Flyweight Udoette’s first youth championship win arrived in 2017. She has since won gold at the Nigerian National Sports Festival, which Effiong proudly sends athletes to in the hope of improving on the state’s medal haul each time.
The inter-state competition acts as a qualifier for national team selection, and with it the chance to compete at the Olympics.
Onoja won gold at light-heavyweight in 2018 despite having only trained for six months, competing for three states on her way to becoming champion.
Udoette missed out on a potential place at Paris 2024 but won a bronze medal at the 2022 festival. She has since moved to Delta State to train five days a week with the national team, but maintains a good relationship with Effiong.
“Not being able to have the proper facilities gave us a tough time because, when other people are using punching bags, we didn’t have all of that equipment,” she says, discussing Akwa Ibom.
“Everyone is focused on football and forgets about individual sports. So individual sports are dying.”
Olympic dreams are ‘a serious business’
As a result of the gym’s limitations, Effiong deploys more cardiovascular activities instead of bag work, such as running and skipping.
“The challenge is to bring out another Olympian,” he says of his enduring ambition.
“We don’t have the equipment. We don’t have gloves. I can’t afford to buy equipment like we used to and we have no sponsor.
“The state wants us to produce champions, but what makes a champion? They didn’t think about that.
“I need a sponsor. I need somebody that will back me, because I don’t want this talent to die out.”
The predicament of the gym is reflective of the challenges facing many people in Nigeria. “Not a lot of people want to invest,” says Nkanga. “Boxing and being Nigerian is already a challenge.
“How do they keep going, day to day? They need to eat, pay bills and feed their families.
“In some cases, you might have your family telling you to get married or do some other work. You have famous boxers but it’s not the most popular sport, so a lot of people would rather invest in football first.
“A lot of the challenges they face are about being Nigerian in that economy. They are really underfunded.
“There were a lot of men there, but I felt that it was important and a stronger story to tell of these two women who are sparring with the men, training with them, trying to get to the next level of their careers.
“For them, it’s also a place to go and forget about all the economic hardships that are happening, just for however long they train.
“They see it as a family. It’s very important to have that kind of community aspect. The club is seen as a safe space rather than being out there in the world.”
Nkanga is raising funds for the gym with the film, called Reaching for Gold. “I saw them trying to reach for the highest point,” she says.
“Trying to get to the Olympics is a serious business.
“Meeting with them and interacting with them on that first day inspired me. It gave me hope that you can do great things from little places.

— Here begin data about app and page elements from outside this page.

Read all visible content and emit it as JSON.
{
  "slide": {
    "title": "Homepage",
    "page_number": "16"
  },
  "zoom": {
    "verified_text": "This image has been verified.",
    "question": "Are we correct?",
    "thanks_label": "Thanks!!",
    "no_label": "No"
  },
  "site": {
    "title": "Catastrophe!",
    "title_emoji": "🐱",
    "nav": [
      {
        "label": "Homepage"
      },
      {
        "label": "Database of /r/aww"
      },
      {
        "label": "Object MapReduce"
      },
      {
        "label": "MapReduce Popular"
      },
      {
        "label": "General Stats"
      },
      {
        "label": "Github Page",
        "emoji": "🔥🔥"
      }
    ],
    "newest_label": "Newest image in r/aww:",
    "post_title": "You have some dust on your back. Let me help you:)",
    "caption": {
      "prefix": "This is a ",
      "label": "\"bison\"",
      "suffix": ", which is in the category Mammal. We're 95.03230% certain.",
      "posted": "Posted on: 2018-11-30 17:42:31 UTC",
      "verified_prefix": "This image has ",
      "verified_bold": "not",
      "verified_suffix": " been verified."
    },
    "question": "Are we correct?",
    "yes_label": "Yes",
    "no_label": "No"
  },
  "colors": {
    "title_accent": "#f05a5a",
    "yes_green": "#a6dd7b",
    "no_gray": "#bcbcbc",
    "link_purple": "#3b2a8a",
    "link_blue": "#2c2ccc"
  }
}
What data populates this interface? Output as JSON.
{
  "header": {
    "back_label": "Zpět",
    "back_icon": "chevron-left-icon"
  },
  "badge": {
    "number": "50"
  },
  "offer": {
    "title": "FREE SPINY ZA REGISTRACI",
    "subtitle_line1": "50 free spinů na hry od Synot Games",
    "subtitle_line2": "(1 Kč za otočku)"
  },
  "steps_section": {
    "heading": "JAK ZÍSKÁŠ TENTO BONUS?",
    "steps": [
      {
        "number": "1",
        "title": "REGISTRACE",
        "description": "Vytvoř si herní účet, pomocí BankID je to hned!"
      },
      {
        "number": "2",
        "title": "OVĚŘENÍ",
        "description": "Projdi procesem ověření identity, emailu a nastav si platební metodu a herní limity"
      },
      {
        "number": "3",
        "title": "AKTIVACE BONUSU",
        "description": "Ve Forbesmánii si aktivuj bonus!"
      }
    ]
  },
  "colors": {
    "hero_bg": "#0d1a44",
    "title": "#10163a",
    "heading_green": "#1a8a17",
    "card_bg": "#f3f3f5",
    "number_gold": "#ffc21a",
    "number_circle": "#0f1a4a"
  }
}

“You don’t need everything in place – you need your mind and determination.
“It is documenting a process in time for them. They’re on their way. They’re not there yet, but they can get there if people support them.”
Credit: BBC Sport